A new study has found that if you have a BCR-ABL mutation, you can potentially be cured of cystic Fibrosis by changing your DNA.
Researchers from Columbia University, the University of Texas Southwestern Medical Center and the Johns Hopkins Bloomberg School of Public Health found that those with a mutation in the BRCAS1 and 2 gene were twice as likely to have a favorable prognosis when it came to the progression of their disease.
This suggests that these individuals could potentially benefit from a gene therapy that targets the BCR and the Bcl-2 genes, which are also involved in the production of Bcl genes, the enzymes that help break down collagen.
“Our study shows that in people with a Bcl gene mutation, we can potentially make the disease go away,” said senior author and PhD student, Michael R. Schurman, M.D., Ph.
D. “This is a very novel approach, and it could potentially have tremendous implications for many patients.
This could be one of the first times in the history of medicine that people with BCR mutations have been shown to be able to improve their health.”
The researchers first found that BCR2 mutations were linked to about 1 in 4 people with cystic cystic disease, and were also associated with elevated risk for type 2 diabetes and cardiovascular disease.
The BRCAs2 gene is the main transcription factor responsible for converting Bcl to Bax.
Schorman and his team also found that patients with a high BRCAC1 level also had an increased risk for Type 2 diabetes.
The research team was able to identify a gene that is likely to be involved in BCR gene function and found it to be the Bcr1 gene.
Schourman said that Bcr genes are key regulators of the body’s immune system, and the gene that regulates Bcr gene function is also involved with the production and clearance of Bax, a substance that is required for the formation of collagen.
“There are some Bcr2 gene variants, and these are known to be associated with risk for developing certain inflammatory diseases,” Schormen said.
“But we also found a gene variant that is associated with a significantly higher risk for diabetes, and that variant is associated to a significantly lower likelihood of having a favorable outcome.”
A BRCAL gene mutation causes the immune system to produce antibodies, which can then trigger a cascade of events that lead to the formation and maintenance of collagen in the body.
“We are interested in studying the interactions between the immune response and the collagen production, so we need to look at the BrcA2 and BcrA2 genes as well as the Bax genes, because those are key players in the process,” Schurmen said, adding that it was difficult to get a high level of accuracy in these tests.
Schorman’s team found that people who had mutations in the two genes were twice more likely to develop the disease, with a 25% increased risk of developing the disease compared to the control group.

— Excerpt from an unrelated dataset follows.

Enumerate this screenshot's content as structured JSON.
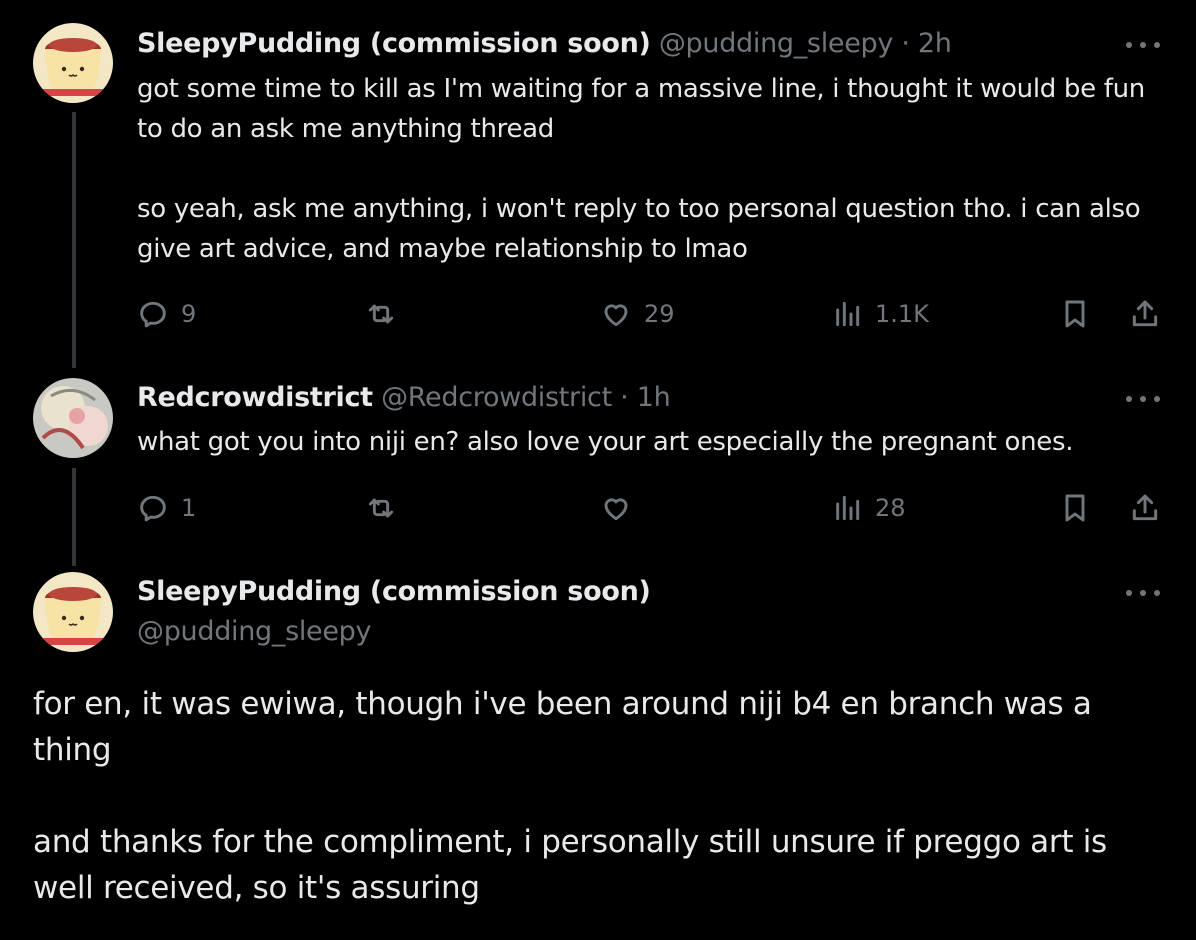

Schouman’s research team also discovered that the mutations increased the likelihood of the patient’s body rejecting the BRS-1 gene, a gene in the bone marrow that has been linked to bone loss and inflammation.
This gene was also found to be linked to a higher risk of having certain types of cancer.
“This study is the first to suggest that these two genes are associated with the development of a Bcr mutation that can be beneficial,” Schoumans said.
“And, interestingly, these mutations increase the risk for the patient to develop Type 2 Diabetes.
That is a big potential benefit, but we don’t know if it would be as important for the patients with Type 2 Diabetes.”
The study was published online by Nature Medicine on May 15.
It is available at www.nature.com/articles/srep1726.